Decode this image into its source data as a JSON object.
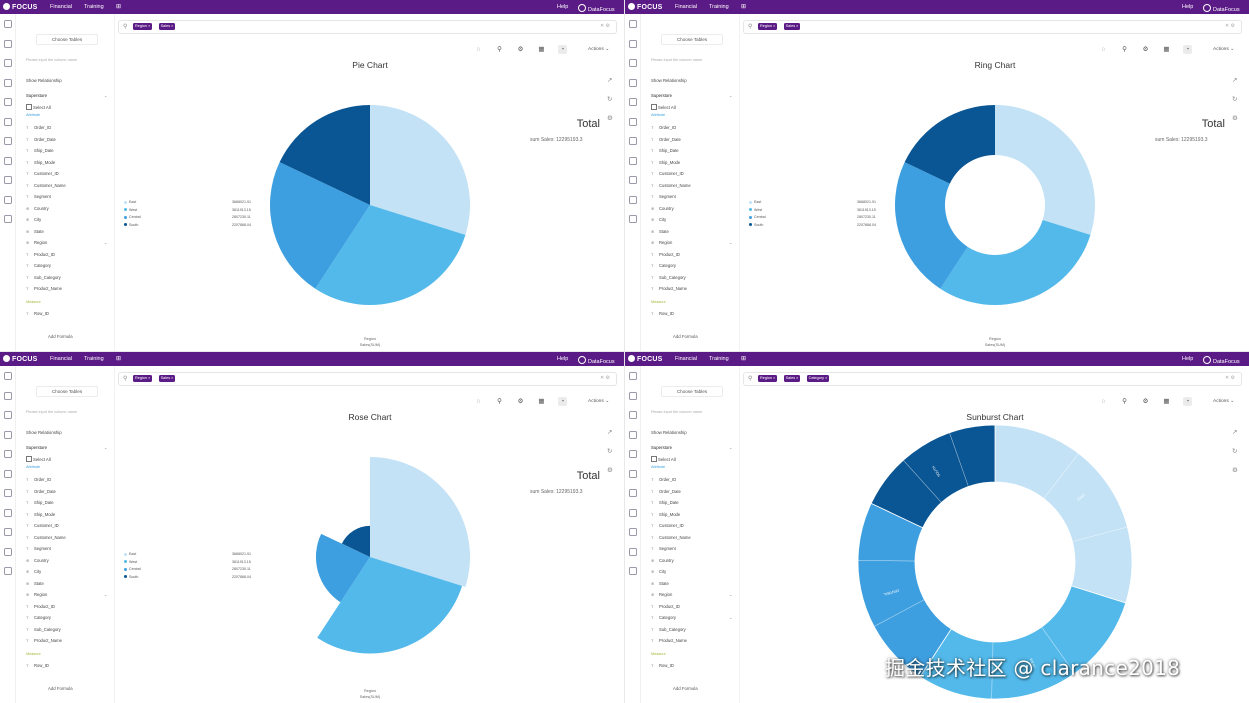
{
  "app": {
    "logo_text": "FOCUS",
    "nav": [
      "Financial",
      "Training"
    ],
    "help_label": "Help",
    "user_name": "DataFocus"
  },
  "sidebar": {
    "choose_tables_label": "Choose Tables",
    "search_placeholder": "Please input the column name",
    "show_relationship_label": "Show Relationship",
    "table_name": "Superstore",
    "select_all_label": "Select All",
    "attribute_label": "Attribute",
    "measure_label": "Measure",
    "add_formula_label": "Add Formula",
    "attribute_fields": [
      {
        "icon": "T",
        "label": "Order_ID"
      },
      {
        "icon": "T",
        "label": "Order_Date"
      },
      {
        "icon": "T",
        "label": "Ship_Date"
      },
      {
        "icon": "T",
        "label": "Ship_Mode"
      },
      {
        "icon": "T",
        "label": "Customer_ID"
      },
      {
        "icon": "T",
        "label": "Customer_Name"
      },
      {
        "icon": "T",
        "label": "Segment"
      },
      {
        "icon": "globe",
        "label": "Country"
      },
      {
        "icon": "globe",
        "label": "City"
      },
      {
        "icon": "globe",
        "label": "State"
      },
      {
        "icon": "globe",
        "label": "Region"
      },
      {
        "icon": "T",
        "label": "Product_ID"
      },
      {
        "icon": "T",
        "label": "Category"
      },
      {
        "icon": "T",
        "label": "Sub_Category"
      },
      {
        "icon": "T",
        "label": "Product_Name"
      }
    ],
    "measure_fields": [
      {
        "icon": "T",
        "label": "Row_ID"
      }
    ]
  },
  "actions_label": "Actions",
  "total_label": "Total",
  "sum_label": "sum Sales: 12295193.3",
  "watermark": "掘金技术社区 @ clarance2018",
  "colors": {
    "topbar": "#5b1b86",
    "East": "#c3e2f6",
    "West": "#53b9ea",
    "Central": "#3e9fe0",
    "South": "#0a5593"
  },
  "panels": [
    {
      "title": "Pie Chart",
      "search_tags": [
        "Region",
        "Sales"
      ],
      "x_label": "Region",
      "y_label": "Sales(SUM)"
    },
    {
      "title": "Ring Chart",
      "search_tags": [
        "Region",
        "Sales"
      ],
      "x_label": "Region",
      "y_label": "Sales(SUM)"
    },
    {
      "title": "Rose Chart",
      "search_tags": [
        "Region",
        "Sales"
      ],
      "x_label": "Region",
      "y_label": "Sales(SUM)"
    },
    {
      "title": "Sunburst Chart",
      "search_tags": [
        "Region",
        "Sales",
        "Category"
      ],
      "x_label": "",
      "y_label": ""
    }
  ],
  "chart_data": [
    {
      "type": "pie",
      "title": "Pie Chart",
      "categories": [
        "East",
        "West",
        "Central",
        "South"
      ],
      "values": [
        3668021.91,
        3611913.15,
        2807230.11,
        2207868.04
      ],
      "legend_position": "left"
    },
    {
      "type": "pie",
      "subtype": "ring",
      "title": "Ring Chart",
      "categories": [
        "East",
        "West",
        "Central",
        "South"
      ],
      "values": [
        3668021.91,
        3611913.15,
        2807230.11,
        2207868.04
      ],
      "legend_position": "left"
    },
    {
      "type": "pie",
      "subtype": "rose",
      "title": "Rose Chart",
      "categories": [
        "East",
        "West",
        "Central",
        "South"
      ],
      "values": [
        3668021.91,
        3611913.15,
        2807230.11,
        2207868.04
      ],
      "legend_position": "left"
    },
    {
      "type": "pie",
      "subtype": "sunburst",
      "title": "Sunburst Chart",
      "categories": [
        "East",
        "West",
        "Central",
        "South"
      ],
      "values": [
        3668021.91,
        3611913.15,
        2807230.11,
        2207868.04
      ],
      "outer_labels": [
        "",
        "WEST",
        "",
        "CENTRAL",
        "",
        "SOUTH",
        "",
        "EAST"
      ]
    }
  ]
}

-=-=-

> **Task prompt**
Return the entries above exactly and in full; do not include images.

> **Output**
Decode this image into its source data as a JSON object.
{
  "app": {
    "logo_text": "FOCUS",
    "nav": [
      "Financial",
      "Training"
    ],
    "help_label": "Help",
    "user_name": "DataFocus"
  },
  "sidebar": {
    "choose_tables_label": "Choose Tables",
    "search_placeholder": "Please input the column name",
    "show_relationship_label": "Show Relationship",
    "table_name": "Superstore",
    "select_all_label": "Select All",
    "attribute_label": "Attribute",
    "measure_label": "Measure",
    "add_formula_label": "Add Formula",
    "attribute_fields": [
      {
        "icon": "T",
        "label": "Order_ID"
      },
      {
        "icon": "T",
        "label": "Order_Date"
      },
      {
        "icon": "T",
        "label": "Ship_Date"
      },
      {
        "icon": "T",
        "label": "Ship_Mode"
      },
      {
        "icon": "T",
        "label": "Customer_ID"
      },
      {
        "icon": "T",
        "label": "Customer_Name"
      },
      {
        "icon": "T",
        "label": "Segment"
      },
      {
        "icon": "globe",
        "label": "Country"
      },
      {
        "icon": "globe",
        "label": "City"
      },
      {
        "icon": "globe",
        "label": "State"
      },
      {
        "icon": "globe",
        "label": "Region"
      },
      {
        "icon": "T",
        "label": "Product_ID"
      },
      {
        "icon": "T",
        "label": "Category"
      },
      {
        "icon": "T",
        "label": "Sub_Category"
      },
      {
        "icon": "T",
        "label": "Product_Name"
      }
    ],
    "measure_fields": [
      {
        "icon": "T",
        "label": "Row_ID"
      }
    ]
  },
  "actions_label": "Actions",
  "total_label": "Total",
  "sum_label": "sum Sales: 12295193.3",
  "watermark": "掘金技术社区 @ clarance2018",
  "colors": {
    "topbar": "#5b1b86",
    "East": "#c3e2f6",
    "West": "#53b9ea",
    "Central": "#3e9fe0",
    "South": "#0a5593"
  },
  "panels": [
    {
      "title": "Pie Chart",
      "search_tags": [
        "Region",
        "Sales"
      ],
      "x_label": "Region",
      "y_label": "Sales(SUM)"
    },
    {
      "title": "Ring Chart",
      "search_tags": [
        "Region",
        "Sales"
      ],
      "x_label": "Region",
      "y_label": "Sales(SUM)"
    },
    {
      "title": "Rose Chart",
      "search_tags": [
        "Region",
        "Sales"
      ],
      "x_label": "Region",
      "y_label": "Sales(SUM)"
    },
    {
      "title": "Sunburst Chart",
      "search_tags": [
        "Region",
        "Sales",
        "Category"
      ],
      "x_label": "",
      "y_label": ""
    }
  ],
  "chart_data": [
    {
      "type": "pie",
      "title": "Pie Chart",
      "categories": [
        "East",
        "West",
        "Central",
        "South"
      ],
      "values": [
        3668021.91,
        3611913.15,
        2807230.11,
        2207868.04
      ],
      "legend_position": "left"
    },
    {
      "type": "pie",
      "subtype": "ring",
      "title": "Ring Chart",
      "categories": [
        "East",
        "West",
        "Central",
        "South"
      ],
      "values": [
        3668021.91,
        3611913.15,
        2807230.11,
        2207868.04
      ],
      "legend_position": "left"
    },
    {
      "type": "pie",
      "subtype": "rose",
      "title": "Rose Chart",
      "categories": [
        "East",
        "West",
        "Central",
        "South"
      ],
      "values": [
        3668021.91,
        3611913.15,
        2807230.11,
        2207868.04
      ],
      "legend_position": "left"
    },
    {
      "type": "pie",
      "subtype": "sunburst",
      "title": "Sunburst Chart",
      "categories": [
        "East",
        "West",
        "Central",
        "South"
      ],
      "values": [
        3668021.91,
        3611913.15,
        2807230.11,
        2207868.04
      ],
      "outer_labels": [
        "",
        "WEST",
        "",
        "CENTRAL",
        "",
        "SOUTH",
        "",
        "EAST"
      ]
    }
  ]
}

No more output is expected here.